Even though Chad’s greatest asset is his self-confidence, he seems to have trouble adjusting to the pressures of playing with the Oakland A’s. One of the premises of sabermetrics is that an athlete will continue playing in a matter that reflects his statistical record. However, as Chad’s poor performance shows, sometimes athletes go through unexpected slumps that statistics cannot predict.
Back in the eighties, Bill James argued that psychology always pulls winners down and builds the losers up. Here, tonight, the Oakland A’s, the heavy favorites, are getting pulled down by the audience’s expectations. The score is now 11-10; a few minutes later, at the bottom of the ninth, it’s 11-11. Art Howe puts Scott Hatteberg in the game as a pinch-hitter. Hatteberg, disciplined as ever, tells himself he won’t swing at anything down low in the strike zone until he has two strikes. After laying off the first pitch and getting ball, the second pitch comes in high, right where Hatteberg is looking for it. Hatteberg hits the ball into the stands—then, as if in disbelief, he runs around the bases. “Not five minutes later,” Michael Lewis concludes, “Billy Beane was able to look me in the eye and say that it was just another win.”
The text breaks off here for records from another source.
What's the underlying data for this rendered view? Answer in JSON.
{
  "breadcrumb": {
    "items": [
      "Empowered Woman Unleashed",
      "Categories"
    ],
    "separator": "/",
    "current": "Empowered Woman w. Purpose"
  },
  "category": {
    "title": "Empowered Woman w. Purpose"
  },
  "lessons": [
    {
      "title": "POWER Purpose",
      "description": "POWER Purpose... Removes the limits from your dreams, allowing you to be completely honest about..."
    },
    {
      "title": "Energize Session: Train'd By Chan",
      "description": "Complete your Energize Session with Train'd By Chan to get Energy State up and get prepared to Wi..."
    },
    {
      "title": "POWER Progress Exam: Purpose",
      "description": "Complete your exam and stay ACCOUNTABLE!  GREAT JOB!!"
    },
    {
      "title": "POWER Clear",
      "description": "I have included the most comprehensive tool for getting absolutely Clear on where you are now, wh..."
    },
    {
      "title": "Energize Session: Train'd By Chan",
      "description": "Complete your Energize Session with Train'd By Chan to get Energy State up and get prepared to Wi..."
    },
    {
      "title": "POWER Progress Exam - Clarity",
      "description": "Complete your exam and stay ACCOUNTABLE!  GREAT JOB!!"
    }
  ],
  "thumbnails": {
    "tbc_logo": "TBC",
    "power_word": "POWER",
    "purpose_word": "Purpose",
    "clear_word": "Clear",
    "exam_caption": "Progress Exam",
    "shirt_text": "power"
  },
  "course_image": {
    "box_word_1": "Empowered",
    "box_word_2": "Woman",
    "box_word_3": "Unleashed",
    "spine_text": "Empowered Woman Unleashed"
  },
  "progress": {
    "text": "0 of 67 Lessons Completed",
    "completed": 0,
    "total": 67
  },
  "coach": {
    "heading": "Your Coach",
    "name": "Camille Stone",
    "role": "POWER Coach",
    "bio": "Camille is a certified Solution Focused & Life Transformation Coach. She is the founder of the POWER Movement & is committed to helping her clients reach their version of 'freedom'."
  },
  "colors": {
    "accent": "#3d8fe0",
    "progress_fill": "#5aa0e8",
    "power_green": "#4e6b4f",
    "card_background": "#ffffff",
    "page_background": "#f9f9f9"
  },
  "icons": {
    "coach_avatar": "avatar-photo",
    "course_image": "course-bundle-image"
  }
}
In this heart-stopping conclusion, the A’s narrowly win their twentieth game in a row, setting a new Major League Baseball record for consecutive wins. The reason the A’s win, in brief, is that they’ve assembled a disciplined and quietly successful team, exemplified by the hitting style of Scott Hatteberg. Billy’s reaction reminds us of some of his contradictions as a general manager: he’s emotionally invested in the game, but likes to pretend that he’s not. The passage also implicitly rebuts the many critics of sabermetrics who say that it takes all the uncertainty and excitement out of the game: on the contrary, Lewis shows, sabermetrics leads to some very exciting games, especially when the two teams have such different management styles.